Items from an interface collection:
>>>

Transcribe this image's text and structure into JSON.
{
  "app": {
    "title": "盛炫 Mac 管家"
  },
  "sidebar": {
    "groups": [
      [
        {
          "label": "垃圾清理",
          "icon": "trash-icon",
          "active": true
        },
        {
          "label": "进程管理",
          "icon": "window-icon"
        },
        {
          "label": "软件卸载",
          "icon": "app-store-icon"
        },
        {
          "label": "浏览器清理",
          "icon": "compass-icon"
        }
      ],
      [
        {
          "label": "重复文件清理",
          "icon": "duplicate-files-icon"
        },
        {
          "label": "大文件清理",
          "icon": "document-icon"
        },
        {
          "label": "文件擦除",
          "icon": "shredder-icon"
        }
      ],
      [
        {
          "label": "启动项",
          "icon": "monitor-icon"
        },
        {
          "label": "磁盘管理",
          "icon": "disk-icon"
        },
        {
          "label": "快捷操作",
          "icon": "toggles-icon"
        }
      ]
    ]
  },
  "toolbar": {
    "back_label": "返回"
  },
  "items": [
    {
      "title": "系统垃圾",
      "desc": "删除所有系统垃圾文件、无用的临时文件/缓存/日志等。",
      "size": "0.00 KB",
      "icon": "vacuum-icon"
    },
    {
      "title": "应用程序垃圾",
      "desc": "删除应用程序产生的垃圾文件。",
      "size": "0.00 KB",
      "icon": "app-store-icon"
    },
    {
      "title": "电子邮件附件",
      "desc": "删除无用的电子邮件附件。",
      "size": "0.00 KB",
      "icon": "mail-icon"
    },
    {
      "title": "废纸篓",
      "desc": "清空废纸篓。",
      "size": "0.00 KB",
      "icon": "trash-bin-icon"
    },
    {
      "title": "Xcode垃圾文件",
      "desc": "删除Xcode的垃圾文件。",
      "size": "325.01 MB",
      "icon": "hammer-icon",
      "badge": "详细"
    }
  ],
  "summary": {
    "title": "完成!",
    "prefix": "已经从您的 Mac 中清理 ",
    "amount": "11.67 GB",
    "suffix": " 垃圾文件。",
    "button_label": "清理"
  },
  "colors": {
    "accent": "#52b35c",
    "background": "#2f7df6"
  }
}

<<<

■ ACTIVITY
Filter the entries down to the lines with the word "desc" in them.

■ WRITTEN REPLY
      "desc": "删除所有系统垃圾文件、无用的临时文件/缓存/日志等。",
      "desc": "删除应用程序产生的垃圾文件。",
      "desc": "删除无用的电子邮件附件。",
      "desc": "清空废纸篓。",
      "desc": "删除Xcode的垃圾文件。",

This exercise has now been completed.